#### Your assignment
Copying each record below exactly is the whole task.

*** Input material

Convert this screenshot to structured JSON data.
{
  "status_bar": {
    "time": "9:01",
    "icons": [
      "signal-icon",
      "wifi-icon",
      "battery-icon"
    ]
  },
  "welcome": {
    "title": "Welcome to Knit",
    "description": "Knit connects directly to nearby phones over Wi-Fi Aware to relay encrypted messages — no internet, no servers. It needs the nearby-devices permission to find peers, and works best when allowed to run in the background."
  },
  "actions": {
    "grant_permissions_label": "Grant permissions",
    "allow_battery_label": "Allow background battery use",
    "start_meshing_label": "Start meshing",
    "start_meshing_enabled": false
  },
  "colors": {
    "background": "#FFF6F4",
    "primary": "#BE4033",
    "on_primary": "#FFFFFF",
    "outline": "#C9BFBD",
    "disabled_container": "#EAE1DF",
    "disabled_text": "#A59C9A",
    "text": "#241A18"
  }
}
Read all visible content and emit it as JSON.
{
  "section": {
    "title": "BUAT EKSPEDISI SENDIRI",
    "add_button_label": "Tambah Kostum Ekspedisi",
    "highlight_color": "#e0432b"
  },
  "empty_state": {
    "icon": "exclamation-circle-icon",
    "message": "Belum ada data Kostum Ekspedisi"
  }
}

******

#### The answer
Convert this screenshot to structured JSON data.
{
  "status_bar": {
    "time": "9:01",
    "icons": [
      "signal-icon",
      "wifi-icon",
      "battery-icon"
    ]
  },
  "welcome": {
    "title": "Welcome to Knit",
    "description": "Knit connects directly to nearby phones over Wi-Fi Aware to relay encrypted messages — no internet, no servers. It needs the nearby-devices permission to find peers, and works best when allowed to run in the background."
  },
  "actions": {
    "grant_permissions_label": "Grant permissions",
    "allow_battery_label": "Allow background battery use",
    "start_meshing_label": "Start meshing",
    "start_meshing_enabled": false
  },
  "colors": {
    "background": "#FFF6F4",
    "primary": "#BE4033",
    "on_primary": "#FFFFFF",
    "outline": "#C9BFBD",
    "disabled_container": "#EAE1DF",
    "disabled_text": "#A59C9A",
    "text": "#241A18"
  }
}
Read all visible content and emit it as JSON.
{
  "section": {
    "title": "BUAT EKSPEDISI SENDIRI",
    "add_button_label": "Tambah Kostum Ekspedisi",
    "highlight_color": "#e0432b"
  },
  "empty_state": {
    "icon": "exclamation-circle-icon",
    "message": "Belum ada data Kostum Ekspedisi"
  }
}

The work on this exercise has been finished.